### Requirement
Each record below must be retyped exactly, with nothing left out.

Dataset rows for apps and sites:
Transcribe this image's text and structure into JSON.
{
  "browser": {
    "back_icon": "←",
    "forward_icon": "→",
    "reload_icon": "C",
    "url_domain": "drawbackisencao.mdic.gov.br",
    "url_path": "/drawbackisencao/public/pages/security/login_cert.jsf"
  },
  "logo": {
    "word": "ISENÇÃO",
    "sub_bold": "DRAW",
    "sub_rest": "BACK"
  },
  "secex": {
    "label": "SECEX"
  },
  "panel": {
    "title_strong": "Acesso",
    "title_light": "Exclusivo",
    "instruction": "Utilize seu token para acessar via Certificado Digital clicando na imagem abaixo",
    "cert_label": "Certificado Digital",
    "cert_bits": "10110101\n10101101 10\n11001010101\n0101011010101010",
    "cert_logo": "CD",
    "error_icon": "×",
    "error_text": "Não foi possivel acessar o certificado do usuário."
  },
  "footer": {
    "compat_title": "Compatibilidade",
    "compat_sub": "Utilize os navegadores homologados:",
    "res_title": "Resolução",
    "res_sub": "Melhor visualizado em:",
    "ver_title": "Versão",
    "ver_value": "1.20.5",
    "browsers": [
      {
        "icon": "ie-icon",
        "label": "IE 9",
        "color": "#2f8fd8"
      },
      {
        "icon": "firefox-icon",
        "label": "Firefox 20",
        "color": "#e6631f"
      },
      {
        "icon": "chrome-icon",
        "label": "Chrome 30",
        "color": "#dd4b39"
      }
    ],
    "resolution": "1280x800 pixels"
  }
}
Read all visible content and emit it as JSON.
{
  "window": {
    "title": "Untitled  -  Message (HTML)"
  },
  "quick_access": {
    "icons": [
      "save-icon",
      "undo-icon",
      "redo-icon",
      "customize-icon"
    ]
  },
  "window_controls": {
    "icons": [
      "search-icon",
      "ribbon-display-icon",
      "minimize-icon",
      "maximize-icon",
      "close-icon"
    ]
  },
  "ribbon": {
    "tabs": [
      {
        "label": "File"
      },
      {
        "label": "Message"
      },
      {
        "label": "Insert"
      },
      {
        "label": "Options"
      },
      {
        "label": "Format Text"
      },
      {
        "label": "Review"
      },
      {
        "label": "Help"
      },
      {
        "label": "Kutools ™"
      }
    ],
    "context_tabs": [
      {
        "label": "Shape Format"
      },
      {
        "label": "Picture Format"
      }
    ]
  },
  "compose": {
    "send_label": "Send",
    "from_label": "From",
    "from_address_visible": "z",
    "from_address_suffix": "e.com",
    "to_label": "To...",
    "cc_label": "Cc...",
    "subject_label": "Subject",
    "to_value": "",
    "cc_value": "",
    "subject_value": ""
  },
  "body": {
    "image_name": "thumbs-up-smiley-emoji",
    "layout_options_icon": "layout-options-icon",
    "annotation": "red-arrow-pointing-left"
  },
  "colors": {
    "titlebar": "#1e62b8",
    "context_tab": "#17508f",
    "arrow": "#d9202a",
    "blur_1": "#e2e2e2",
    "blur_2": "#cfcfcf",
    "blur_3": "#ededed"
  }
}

### Answer to the problem
Transcribe this image's text and structure into JSON.
{
  "browser": {
    "back_icon": "←",
    "forward_icon": "→",
    "reload_icon": "C",
    "url_domain": "drawbackisencao.mdic.gov.br",
    "url_path": "/drawbackisencao/public/pages/security/login_cert.jsf"
  },
  "logo": {
    "word": "ISENÇÃO",
    "sub_bold": "DRAW",
    "sub_rest": "BACK"
  },
  "secex": {
    "label": "SECEX"
  },
  "panel": {
    "title_strong": "Acesso",
    "title_light": "Exclusivo",
    "instruction": "Utilize seu token para acessar via Certificado Digital clicando na imagem abaixo",
    "cert_label": "Certificado Digital",
    "cert_bits": "10110101\n10101101 10\n11001010101\n0101011010101010",
    "cert_logo": "CD",
    "error_icon": "×",
    "error_text": "Não foi possivel acessar o certificado do usuário."
  },
  "footer": {
    "compat_title": "Compatibilidade",
    "compat_sub": "Utilize os navegadores homologados:",
    "res_title": "Resolução",
    "res_sub": "Melhor visualizado em:",
    "ver_title": "Versão",
    "ver_value": "1.20.5",
    "browsers": [
      {
        "icon": "ie-icon",
        "label": "IE 9",
        "color": "#2f8fd8"
      },
      {
        "icon": "firefox-icon",
        "label": "Firefox 20",
        "color": "#e6631f"
      },
      {
        "icon": "chrome-icon",
        "label": "Chrome 30",
        "color": "#dd4b39"
      }
    ],
    "resolution": "1280x800 pixels"
  }
}
Read all visible content and emit it as JSON.
{
  "window": {
    "title": "Untitled  -  Message (HTML)"
  },
  "quick_access": {
    "icons": [
      "save-icon",
      "undo-icon",
      "redo-icon",
      "customize-icon"
    ]
  },
  "window_controls": {
    "icons": [
      "search-icon",
      "ribbon-display-icon",
      "minimize-icon",
      "maximize-icon",
      "close-icon"
    ]
  },
  "ribbon": {
    "tabs": [
      {
        "label": "File"
      },
      {
        "label": "Message"
      },
      {
        "label": "Insert"
      },
      {
        "label": "Options"
      },
      {
        "label": "Format Text"
      },
      {
        "label": "Review"
      },
      {
        "label": "Help"
      },
      {
        "label": "Kutools ™"
      }
    ],
    "context_tabs": [
      {
        "label": "Shape Format"
      },
      {
        "label": "Picture Format"
      }
    ]
  },
  "compose": {
    "send_label": "Send",
    "from_label": "From",
    "from_address_visible": "z",
    "from_address_suffix": "e.com",
    "to_label": "To...",
    "cc_label": "Cc...",
    "subject_label": "Subject",
    "to_value": "",
    "cc_value": "",
    "subject_value": ""
  },
  "body": {
    "image_name": "thumbs-up-smiley-emoji",
    "layout_options_icon": "layout-options-icon",
    "annotation": "red-arrow-pointing-left"
  },
  "colors": {
    "titlebar": "#1e62b8",
    "context_tab": "#17508f",
    "arrow": "#d9202a",
    "blur_1": "#e2e2e2",
    "blur_2": "#cfcfcf",
    "blur_3": "#ededed"
  }
}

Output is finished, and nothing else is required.